A number of studies have shown that garlic has an important impact on risk factors for cardiovascular disease. It has been demonstrated that people who make garlic a regular part of their diets enjoy lowered blood pressure and decreased platelet aggregation, as well as decreased levels of triglycerides and LDL (“bad”) cholesterol. Garlic also may increase HDL (“good”) cholesterol. Daily consumption of one half to one clove of garlic lowers LDL cholesterol levels by approximately 10 percent, partially by decreasing cholesterol absorption. Garlic extracts have also been shown to decrease blood pressure: In one study, a 5 percent decrease in systolic blood pressure and a slight decrease in diastolic pressure were recorded. Even these modest decreases, may result in a significant lessening of the risk for stroke and heart attack. The end result of all of these benefits is a lowered risk of atherosclerosis and heart disease as well as a reduced risk of heart attack and stroke. Garlic oil has been shown to decrease total and LDL cholesterol and triglyceride levels.

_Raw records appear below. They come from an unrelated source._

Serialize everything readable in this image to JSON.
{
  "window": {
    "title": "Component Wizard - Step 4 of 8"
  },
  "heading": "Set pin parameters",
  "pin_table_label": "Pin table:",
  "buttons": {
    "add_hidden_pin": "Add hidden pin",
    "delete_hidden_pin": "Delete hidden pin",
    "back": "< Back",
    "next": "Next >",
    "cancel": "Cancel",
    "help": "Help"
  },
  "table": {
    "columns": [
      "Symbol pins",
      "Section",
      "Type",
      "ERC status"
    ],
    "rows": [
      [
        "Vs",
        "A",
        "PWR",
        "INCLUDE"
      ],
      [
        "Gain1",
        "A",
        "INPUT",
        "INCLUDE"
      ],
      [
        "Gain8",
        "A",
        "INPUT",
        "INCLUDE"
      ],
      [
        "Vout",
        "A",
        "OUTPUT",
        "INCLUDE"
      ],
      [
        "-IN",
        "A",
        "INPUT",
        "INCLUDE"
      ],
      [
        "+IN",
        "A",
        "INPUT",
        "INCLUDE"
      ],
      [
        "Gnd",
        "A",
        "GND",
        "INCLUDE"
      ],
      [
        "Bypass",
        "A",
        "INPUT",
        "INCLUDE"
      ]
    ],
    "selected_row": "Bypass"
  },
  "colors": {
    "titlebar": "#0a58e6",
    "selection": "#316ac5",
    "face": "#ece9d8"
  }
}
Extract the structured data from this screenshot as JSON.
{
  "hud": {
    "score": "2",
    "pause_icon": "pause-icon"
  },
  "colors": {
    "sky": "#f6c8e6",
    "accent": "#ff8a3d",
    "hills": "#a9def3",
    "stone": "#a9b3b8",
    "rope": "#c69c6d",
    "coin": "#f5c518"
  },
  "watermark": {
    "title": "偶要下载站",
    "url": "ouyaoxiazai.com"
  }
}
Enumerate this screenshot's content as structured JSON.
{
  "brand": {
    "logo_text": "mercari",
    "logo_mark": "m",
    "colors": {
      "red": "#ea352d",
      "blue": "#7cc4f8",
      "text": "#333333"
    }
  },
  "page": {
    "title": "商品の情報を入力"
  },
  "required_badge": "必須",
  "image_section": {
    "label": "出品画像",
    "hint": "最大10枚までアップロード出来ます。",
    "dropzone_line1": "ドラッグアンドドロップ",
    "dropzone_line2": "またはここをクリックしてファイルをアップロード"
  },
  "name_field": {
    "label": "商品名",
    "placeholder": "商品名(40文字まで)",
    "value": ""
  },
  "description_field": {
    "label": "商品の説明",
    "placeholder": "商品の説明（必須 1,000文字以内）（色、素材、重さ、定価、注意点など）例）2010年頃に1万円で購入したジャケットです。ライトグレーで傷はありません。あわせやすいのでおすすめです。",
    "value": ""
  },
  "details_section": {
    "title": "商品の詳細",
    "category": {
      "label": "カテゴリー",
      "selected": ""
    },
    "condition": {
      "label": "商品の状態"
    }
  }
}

Garlic’s primary positive effect on cardiovascular disease comes from its sulfur compounds, but the effects of vitamin C, B6, selenium, and manganese can’t be ignored. Garlic’s vitamin C—the body’s primary antioxidant defender—protects LDL cholesterol from oxidation. It’s the oxidation of LDL cholesterol that begins the process that damages blood vessel walls. Vitamin B in garlic lowers levels of homocysteine, a substance that can directly damage blood vessel walls. The selenium in garlic may contribute to reducing the risk of heart disease, while it’s also working to protect against cancer and heavy metal toxicity. Manganese in garlic works in a variety of antioxidant defenses, and studies have found that adults deficient in manganese have lower levels of the “good,” or HDL, cholesterol.